Max, I think there is something else also at play here. Even if one assumes that it is in our interests to “do something” about the car companies, there is absolutely no indication that–absent a reworking of labor contracts, employment agreements, pension and health obligations–simply throwing more money at them will do a bit of good. As Stephen Bainbridge writes:
Letting GM avoid bankruptcy by giving it a federal bailout ought to be unthinkable, because of the very real risk that a federal bailout will come with conditions that preclude GM from fixing its core problems. It’s likely to preserve the gold plated union contracts, the excess payroll numbers, the excess plant capacity, and the excess number of dealers.
Alternatively, if taxpayers are to incur further obligations to yet another failing business, we should insist on some fairly stiff terms. The Wall Street Journal suggests that, at a minimum, the bailout proponents should
at least do so in a way that really protects taxpayers. That means handing a receiver the power to replace current management, zero out current shareholders, and especially to rewrite labor and other contracts. Anything less is merely a payoff to Michigan politicians and their union allies.

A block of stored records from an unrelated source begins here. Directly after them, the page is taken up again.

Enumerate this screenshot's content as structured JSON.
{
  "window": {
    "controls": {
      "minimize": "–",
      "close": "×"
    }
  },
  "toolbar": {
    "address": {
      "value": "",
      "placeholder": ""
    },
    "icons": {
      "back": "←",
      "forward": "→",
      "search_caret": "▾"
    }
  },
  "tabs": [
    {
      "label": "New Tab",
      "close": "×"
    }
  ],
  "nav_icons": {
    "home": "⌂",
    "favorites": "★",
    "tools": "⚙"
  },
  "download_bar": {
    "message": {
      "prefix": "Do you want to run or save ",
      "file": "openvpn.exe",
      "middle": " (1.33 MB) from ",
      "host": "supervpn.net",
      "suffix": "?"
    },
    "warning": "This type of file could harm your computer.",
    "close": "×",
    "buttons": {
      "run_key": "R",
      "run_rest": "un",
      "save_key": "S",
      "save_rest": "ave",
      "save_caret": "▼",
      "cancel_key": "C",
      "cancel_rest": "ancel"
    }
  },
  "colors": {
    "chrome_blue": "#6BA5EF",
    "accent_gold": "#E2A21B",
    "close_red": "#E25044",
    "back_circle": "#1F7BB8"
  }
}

Aside from all this, there is the (very legitimate) concern about the creep of government intervention into each and every sector of the economy. There really is no rationale, after we depart from the financial sector, for picking and choosing among the pleaders. They might as well all line up.